### Activity:
Which lines of the entries contain the string "Australia"? Please find them and copy them.
::::::::::
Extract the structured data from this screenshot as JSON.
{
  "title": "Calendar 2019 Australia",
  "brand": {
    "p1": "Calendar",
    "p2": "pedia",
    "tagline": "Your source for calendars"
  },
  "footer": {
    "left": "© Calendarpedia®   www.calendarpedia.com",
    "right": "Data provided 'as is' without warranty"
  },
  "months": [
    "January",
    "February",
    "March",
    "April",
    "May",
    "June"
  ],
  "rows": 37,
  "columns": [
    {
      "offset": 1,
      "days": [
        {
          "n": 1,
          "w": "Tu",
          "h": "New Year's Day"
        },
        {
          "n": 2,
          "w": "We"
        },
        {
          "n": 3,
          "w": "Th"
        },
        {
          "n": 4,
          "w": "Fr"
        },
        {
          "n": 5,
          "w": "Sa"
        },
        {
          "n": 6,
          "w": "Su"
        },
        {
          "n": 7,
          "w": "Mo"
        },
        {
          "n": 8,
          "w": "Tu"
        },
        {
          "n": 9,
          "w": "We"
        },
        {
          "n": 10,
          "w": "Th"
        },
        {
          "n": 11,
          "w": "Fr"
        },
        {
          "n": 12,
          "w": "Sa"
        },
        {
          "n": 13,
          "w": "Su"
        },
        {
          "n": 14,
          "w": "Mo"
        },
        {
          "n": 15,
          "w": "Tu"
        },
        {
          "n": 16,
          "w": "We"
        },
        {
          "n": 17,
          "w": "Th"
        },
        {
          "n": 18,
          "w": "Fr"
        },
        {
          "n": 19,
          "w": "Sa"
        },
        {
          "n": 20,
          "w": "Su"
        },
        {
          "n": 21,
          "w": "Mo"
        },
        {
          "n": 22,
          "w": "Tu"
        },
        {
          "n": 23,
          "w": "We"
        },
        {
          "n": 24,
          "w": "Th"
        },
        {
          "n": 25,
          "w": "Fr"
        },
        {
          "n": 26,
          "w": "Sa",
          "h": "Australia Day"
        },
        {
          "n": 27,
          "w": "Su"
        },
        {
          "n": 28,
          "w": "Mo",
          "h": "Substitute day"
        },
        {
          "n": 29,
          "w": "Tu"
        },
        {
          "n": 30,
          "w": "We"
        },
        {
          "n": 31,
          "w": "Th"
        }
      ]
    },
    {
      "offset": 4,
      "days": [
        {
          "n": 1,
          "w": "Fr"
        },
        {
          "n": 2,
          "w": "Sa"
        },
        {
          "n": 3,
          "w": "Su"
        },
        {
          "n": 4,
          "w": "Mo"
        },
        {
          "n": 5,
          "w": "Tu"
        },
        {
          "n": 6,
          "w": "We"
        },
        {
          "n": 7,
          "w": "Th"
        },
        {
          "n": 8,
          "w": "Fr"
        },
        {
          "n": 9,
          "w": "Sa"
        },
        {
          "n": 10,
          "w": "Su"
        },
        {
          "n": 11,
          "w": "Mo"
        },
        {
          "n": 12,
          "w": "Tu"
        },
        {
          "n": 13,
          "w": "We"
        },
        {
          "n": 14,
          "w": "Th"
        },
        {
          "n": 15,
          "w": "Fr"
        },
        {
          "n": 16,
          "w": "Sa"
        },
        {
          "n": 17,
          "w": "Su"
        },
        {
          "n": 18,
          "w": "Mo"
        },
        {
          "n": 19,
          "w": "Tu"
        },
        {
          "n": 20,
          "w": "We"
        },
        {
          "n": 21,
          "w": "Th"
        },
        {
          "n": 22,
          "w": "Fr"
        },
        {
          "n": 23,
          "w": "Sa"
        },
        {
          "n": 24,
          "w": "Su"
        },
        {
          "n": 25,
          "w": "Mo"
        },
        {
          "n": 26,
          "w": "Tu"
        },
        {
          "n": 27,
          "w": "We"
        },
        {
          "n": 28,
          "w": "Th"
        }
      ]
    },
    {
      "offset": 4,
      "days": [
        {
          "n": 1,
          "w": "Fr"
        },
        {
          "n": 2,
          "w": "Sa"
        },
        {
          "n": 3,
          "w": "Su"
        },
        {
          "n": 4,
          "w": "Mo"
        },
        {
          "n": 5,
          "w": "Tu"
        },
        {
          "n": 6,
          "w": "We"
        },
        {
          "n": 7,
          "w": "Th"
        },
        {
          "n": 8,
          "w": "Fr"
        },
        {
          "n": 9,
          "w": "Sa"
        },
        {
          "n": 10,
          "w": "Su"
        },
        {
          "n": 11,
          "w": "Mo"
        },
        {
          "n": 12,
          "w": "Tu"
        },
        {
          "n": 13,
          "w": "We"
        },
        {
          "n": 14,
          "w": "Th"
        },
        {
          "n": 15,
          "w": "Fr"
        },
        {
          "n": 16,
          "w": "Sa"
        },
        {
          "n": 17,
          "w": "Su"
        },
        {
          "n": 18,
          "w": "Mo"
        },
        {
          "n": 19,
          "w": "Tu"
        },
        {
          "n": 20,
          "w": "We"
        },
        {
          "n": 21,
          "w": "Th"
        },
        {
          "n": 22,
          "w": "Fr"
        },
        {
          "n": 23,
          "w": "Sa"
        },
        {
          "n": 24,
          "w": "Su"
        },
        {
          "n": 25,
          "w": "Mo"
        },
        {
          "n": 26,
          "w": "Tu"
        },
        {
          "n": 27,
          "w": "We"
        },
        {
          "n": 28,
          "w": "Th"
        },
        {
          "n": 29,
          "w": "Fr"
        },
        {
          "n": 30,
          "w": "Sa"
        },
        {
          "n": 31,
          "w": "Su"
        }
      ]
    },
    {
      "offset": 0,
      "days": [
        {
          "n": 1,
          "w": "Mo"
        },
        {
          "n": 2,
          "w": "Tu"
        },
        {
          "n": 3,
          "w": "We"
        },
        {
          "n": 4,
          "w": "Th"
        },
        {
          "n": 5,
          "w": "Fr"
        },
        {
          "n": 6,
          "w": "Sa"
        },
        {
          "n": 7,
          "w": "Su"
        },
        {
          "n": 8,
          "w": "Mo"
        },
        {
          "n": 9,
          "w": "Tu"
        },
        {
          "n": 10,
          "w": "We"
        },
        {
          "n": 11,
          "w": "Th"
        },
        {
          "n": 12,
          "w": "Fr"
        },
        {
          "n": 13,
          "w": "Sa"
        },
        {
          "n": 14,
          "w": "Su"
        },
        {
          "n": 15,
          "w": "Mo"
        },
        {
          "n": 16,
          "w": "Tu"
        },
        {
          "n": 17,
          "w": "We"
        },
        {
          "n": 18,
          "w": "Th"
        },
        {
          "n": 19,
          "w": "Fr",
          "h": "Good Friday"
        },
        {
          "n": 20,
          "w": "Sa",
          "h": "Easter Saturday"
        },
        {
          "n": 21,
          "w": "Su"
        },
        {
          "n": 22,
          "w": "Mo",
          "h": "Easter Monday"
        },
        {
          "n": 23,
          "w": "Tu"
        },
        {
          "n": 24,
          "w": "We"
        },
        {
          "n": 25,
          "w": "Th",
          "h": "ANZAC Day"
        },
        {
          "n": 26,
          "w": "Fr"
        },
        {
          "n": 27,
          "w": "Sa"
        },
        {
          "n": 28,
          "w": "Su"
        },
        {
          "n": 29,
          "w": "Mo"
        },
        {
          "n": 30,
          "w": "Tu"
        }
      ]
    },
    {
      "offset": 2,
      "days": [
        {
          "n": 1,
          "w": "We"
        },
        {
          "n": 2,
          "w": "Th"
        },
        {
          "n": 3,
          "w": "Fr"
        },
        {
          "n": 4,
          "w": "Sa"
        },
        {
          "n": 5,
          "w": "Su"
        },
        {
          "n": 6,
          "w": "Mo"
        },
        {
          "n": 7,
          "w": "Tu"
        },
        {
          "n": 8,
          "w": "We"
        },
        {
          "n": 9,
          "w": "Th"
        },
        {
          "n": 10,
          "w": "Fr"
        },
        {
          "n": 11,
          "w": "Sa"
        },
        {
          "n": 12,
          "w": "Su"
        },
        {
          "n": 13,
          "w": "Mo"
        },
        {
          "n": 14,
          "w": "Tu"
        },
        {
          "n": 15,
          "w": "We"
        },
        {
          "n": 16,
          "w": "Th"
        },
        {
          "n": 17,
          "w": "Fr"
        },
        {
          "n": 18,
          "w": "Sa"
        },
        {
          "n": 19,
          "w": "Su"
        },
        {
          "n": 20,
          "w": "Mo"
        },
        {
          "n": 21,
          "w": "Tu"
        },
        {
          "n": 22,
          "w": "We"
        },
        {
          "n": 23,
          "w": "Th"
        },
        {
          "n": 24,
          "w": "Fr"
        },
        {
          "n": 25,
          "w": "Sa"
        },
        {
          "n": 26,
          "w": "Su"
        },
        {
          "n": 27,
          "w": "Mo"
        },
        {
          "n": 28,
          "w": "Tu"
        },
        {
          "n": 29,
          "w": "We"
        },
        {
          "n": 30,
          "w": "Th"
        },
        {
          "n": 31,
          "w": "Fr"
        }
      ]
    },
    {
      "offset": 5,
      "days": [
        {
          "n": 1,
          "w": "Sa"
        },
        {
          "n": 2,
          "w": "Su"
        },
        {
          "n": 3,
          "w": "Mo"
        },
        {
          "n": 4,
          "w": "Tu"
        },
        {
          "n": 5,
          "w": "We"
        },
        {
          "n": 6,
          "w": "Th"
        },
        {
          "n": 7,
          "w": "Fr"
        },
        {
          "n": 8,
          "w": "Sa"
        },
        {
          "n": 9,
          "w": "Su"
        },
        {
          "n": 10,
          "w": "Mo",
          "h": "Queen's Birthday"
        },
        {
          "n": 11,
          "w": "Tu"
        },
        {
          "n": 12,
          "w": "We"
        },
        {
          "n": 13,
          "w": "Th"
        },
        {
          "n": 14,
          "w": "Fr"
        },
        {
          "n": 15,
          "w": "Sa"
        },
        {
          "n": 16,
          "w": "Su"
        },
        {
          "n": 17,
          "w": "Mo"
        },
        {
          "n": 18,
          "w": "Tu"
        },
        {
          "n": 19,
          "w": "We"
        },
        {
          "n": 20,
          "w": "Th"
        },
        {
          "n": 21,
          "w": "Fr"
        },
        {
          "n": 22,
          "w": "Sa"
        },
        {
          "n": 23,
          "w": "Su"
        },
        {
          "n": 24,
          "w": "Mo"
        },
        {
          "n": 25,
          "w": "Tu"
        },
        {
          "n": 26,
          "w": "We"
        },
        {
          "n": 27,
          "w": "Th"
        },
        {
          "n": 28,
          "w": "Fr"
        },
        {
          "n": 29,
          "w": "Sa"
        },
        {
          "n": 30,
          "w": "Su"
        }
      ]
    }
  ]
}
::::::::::
### Answer box:
  "title": "Calendar 2019 Australia",
          "h": "Australia Day"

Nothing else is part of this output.